from Wiktionary, Creative Commons Attribution/Share-Alike License

  • n. Plural form of toft.


Sorry, no etymologies found.


  • It consists of a number of tofts - peasant house plots and their accompanying gardens - in two rows with a village green, and is situated next to Ulnaby Hall farmhouse.


  • So the village craftsmen usually were, but tied to their tofts just as surely as the villeins to the land.

    The Leper of Saint Giles

  • They got tofts of stiff heather and, using them as brushes, swept the cobwebs from the walls and rough ceiling.

    The Adventurous Four

  • I came to Whiteness, and there I saw many tofts of booths and much ground levelled for building.

    The Story of Burnt Njal: the great Icelandic tribune, jurist, and counsellor

  • Dignam laid in clay of an apoplexy and after hard drought, please God, rained, a bargeman coming in by water a fifty mile or thereabout with turf saying the seed won't sprout, fields athirst, very sadcoloured and stunk mightily, the quags and tofts too.


  • Withal the yellow-litten windows of a long house showed on the plain below the tofts; but little else of the house might be seen, save that, as they drew near, the walls brake out in doubtful light here and there as the torches smote them.

    Child Christopher and Goldilind the Fair

  • Presently they came out into a clearing of the wood, and lo, looming great and black before them against the sky, where the moon had now broken out of the clouds somewhat, the masses of the tofts, and at the top of the northernmost of them a light in the upper window of a tall square tower.

    Child Christopher and Goldilind the Fair

  • Olympe; moreover, the barbarians were encamped on three tofts of red sandstone on the north side of the river, at the station Tegulata, with, at their back, the Roman fortified position of _Panis Annonæ_, now called Pain de Munition, where one may conjecture Marius had his stores and reserves.
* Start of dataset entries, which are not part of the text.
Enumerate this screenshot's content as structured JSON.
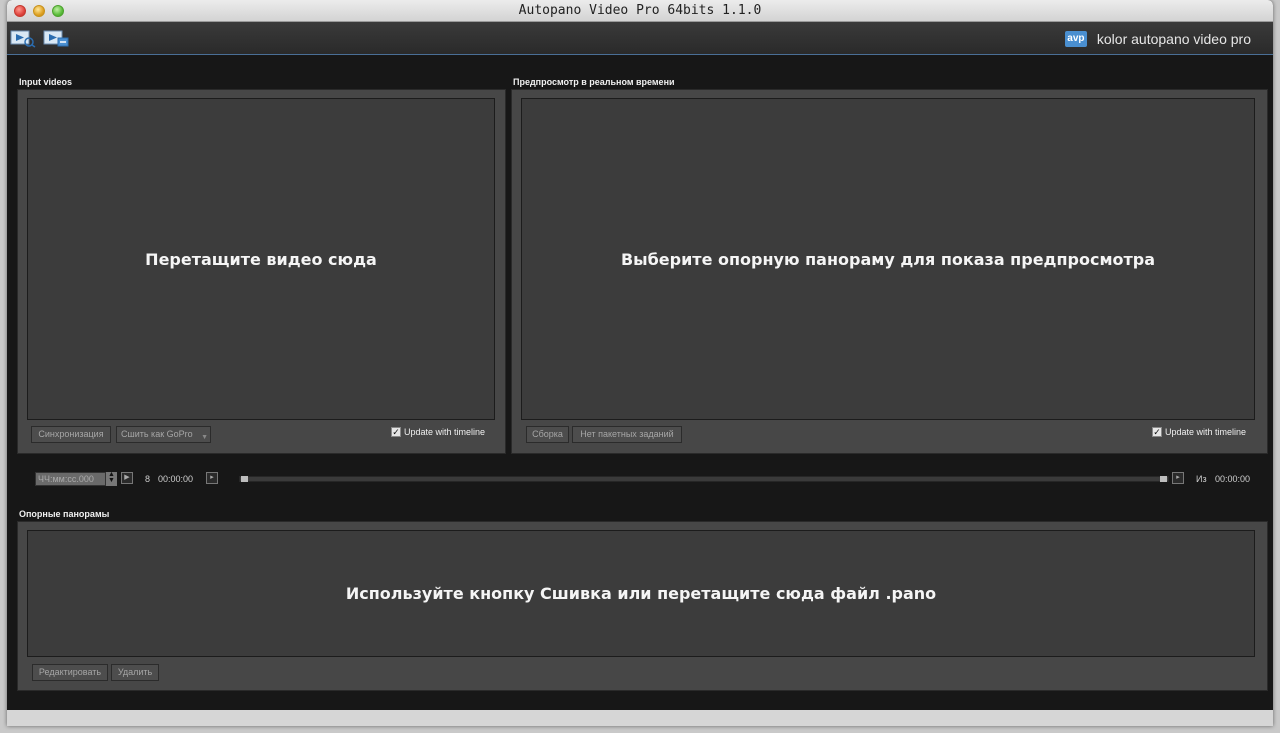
{
  "window": {
    "title": "Autopano Video Pro 64bits 1.1.0"
  },
  "toolbar": {
    "import_icon": "video-import-icon",
    "export_icon": "video-export-icon",
    "brand_logo": "avp",
    "brand_text": "kolor autopano video pro"
  },
  "input_panel": {
    "label": "Input videos",
    "drop_text": "Перетащите видео сюда",
    "sync_button": "Синхронизация",
    "stitch_button": "Сшить как GoPro",
    "update_label": "Update with timeline",
    "update_checked": true
  },
  "preview_panel": {
    "label": "Предпросмотр в реальном времени",
    "drop_text": "Выберите опорную панораму для показа предпросмотра",
    "build_button": "Сборка",
    "batch_button": "Нет пакетных заданий",
    "update_label": "Update with timeline",
    "update_checked": true
  },
  "timeline": {
    "time_placeholder": "ЧЧ:мм:сс.000",
    "frame": "8",
    "current_time": "00:00:00",
    "out_label": "Из",
    "end_time": "00:00:00"
  },
  "ref_panel": {
    "label": "Опорные панорамы",
    "drop_text": "Используйте кнопку Сшивка или перетащите сюда файл .pano",
    "edit_button": "Редактировать",
    "delete_button": "Удалить"
  }
}
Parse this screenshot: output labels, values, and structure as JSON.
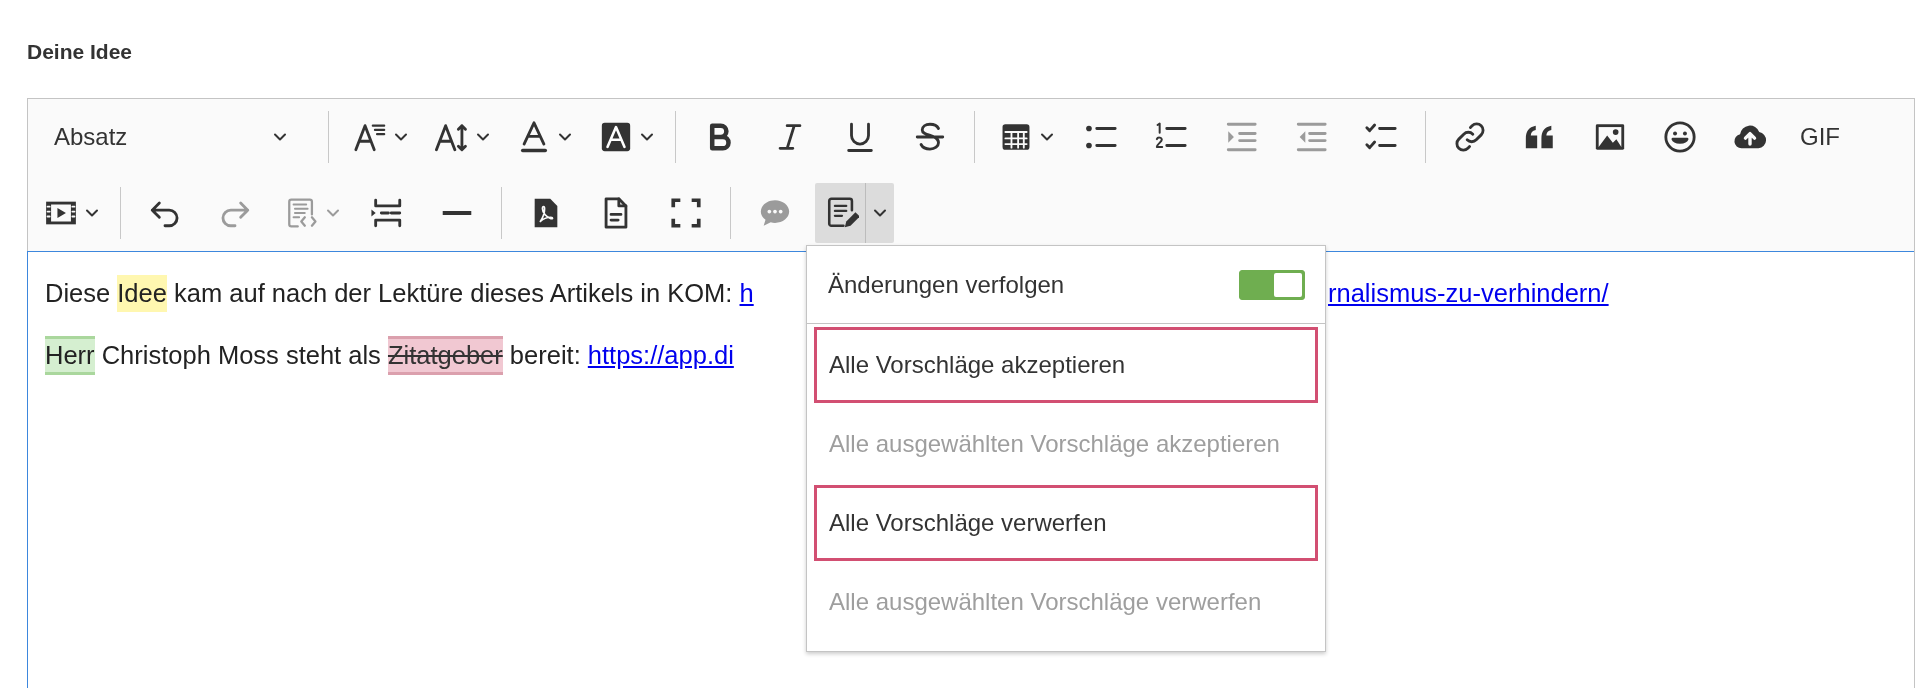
{
  "field_label": "Deine Idee",
  "toolbar": {
    "rows": [
      [
        {
          "kind": "select",
          "value": "Absatz"
        },
        {
          "kind": "separator"
        },
        {
          "kind": "fontsize",
          "disabled": false,
          "pressed": false,
          "dropdown": true
        },
        {
          "kind": "lineheight",
          "disabled": false,
          "pressed": false,
          "dropdown": true
        },
        {
          "kind": "fontcolor",
          "disabled": false,
          "pressed": false,
          "dropdown": true
        },
        {
          "kind": "bgcolor",
          "disabled": false,
          "pressed": false,
          "dropdown": true
        },
        {
          "kind": "separator"
        },
        {
          "kind": "bold",
          "disabled": false,
          "pressed": false,
          "dropdown": false
        },
        {
          "kind": "italic",
          "disabled": false,
          "pressed": false,
          "dropdown": false
        },
        {
          "kind": "underline",
          "disabled": false,
          "pressed": false,
          "dropdown": false
        },
        {
          "kind": "strike",
          "disabled": false,
          "pressed": false,
          "dropdown": false
        },
        {
          "kind": "separator"
        },
        {
          "kind": "table",
          "disabled": false,
          "pressed": false,
          "dropdown": true
        },
        {
          "kind": "bullets",
          "disabled": false,
          "pressed": false,
          "dropdown": false
        },
        {
          "kind": "numbers",
          "disabled": false,
          "pressed": false,
          "dropdown": false
        },
        {
          "kind": "indent",
          "disabled": true,
          "pressed": false,
          "dropdown": false
        },
        {
          "kind": "outdent",
          "disabled": true,
          "pressed": false,
          "dropdown": false
        },
        {
          "kind": "todo",
          "disabled": false,
          "pressed": false,
          "dropdown": false
        },
        {
          "kind": "separator"
        },
        {
          "kind": "link",
          "disabled": false,
          "pressed": false,
          "dropdown": false
        },
        {
          "kind": "quote",
          "disabled": false,
          "pressed": false,
          "dropdown": false
        },
        {
          "kind": "image",
          "disabled": false,
          "pressed": false,
          "dropdown": false
        },
        {
          "kind": "emoji",
          "disabled": false,
          "pressed": false,
          "dropdown": false
        },
        {
          "kind": "upload",
          "disabled": false,
          "pressed": false,
          "dropdown": false
        },
        {
          "kind": "text",
          "label": "GIF",
          "disabled": false,
          "pressed": false,
          "dropdown": false
        }
      ],
      [
        {
          "kind": "video",
          "disabled": false,
          "pressed": false,
          "dropdown": true
        },
        {
          "kind": "separator"
        },
        {
          "kind": "undo",
          "disabled": false,
          "pressed": false,
          "dropdown": false
        },
        {
          "kind": "redo",
          "disabled": true,
          "pressed": false,
          "dropdown": false
        },
        {
          "kind": "source",
          "disabled": true,
          "pressed": false,
          "dropdown": true
        },
        {
          "kind": "pagebreak",
          "disabled": false,
          "pressed": false,
          "dropdown": false
        },
        {
          "kind": "hr",
          "disabled": false,
          "pressed": false,
          "dropdown": false
        },
        {
          "kind": "separator"
        },
        {
          "kind": "pdf",
          "disabled": false,
          "pressed": false,
          "dropdown": false
        },
        {
          "kind": "doc",
          "disabled": false,
          "pressed": false,
          "dropdown": false
        },
        {
          "kind": "fullscreen",
          "disabled": false,
          "pressed": false,
          "dropdown": false
        },
        {
          "kind": "separator"
        },
        {
          "kind": "comment",
          "disabled": true,
          "pressed": false,
          "dropdown": false
        },
        {
          "kind": "track",
          "disabled": false,
          "pressed": true,
          "dropdown": true
        }
      ]
    ]
  },
  "content": {
    "paragraphs": [
      [
        {
          "kind": "plain",
          "text": "Diese "
        },
        {
          "kind": "highlight",
          "text": "Idee"
        },
        {
          "kind": "plain",
          "text": " kam auf nach der Lektüre dieses Artikels in KOM: "
        },
        {
          "kind": "link",
          "text": "h"
        },
        {
          "kind": "link-tail",
          "text": "rnalismus-zu-verhindern/"
        }
      ],
      [
        {
          "kind": "insertion",
          "text": "Herr"
        },
        {
          "kind": "plain",
          "text": " Christoph Moss steht als "
        },
        {
          "kind": "deletion",
          "text": "Zitatgeber"
        },
        {
          "kind": "plain",
          "text": " bereit: "
        },
        {
          "kind": "link",
          "text": "https://app.di"
        }
      ]
    ]
  },
  "menu": {
    "toggle": {
      "label": "Änderungen verfolgen",
      "on": true
    },
    "items": [
      {
        "label": "Alle Vorschläge akzeptieren",
        "disabled": false,
        "outlined": true
      },
      {
        "label": "Alle ausgewählten Vorschläge akzeptieren",
        "disabled": true,
        "outlined": false
      },
      {
        "label": "Alle Vorschläge verwerfen",
        "disabled": false,
        "outlined": true
      },
      {
        "label": "Alle ausgewählten Vorschläge verwerfen",
        "disabled": true,
        "outlined": false
      }
    ]
  }
}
    In Troubadour-Land A Ramble in Provence and Languedoc

  • The sandstone tofts stand up above the plain, then undrained and marshy, as a dry base for their tents.

    In Troubadour-Land A Ramble in Provence and Languedoc

  • Out of the lagoons, however, rose islets of limestone rock; of these there are two, Cordes and Montmajeur, but there were also formerly a number of smaller tofts standing above the water, but not always rocky, forming an archipelago, and were covered with the cottages of fishermen and _utriculares_, and farmers who cultivated vines and olives on the slopes above the reach of the water.

    In Troubadour-Land A Ramble in Provence and Languedoc


Log in or sign up to get involved in the conversation. It's quick and easy.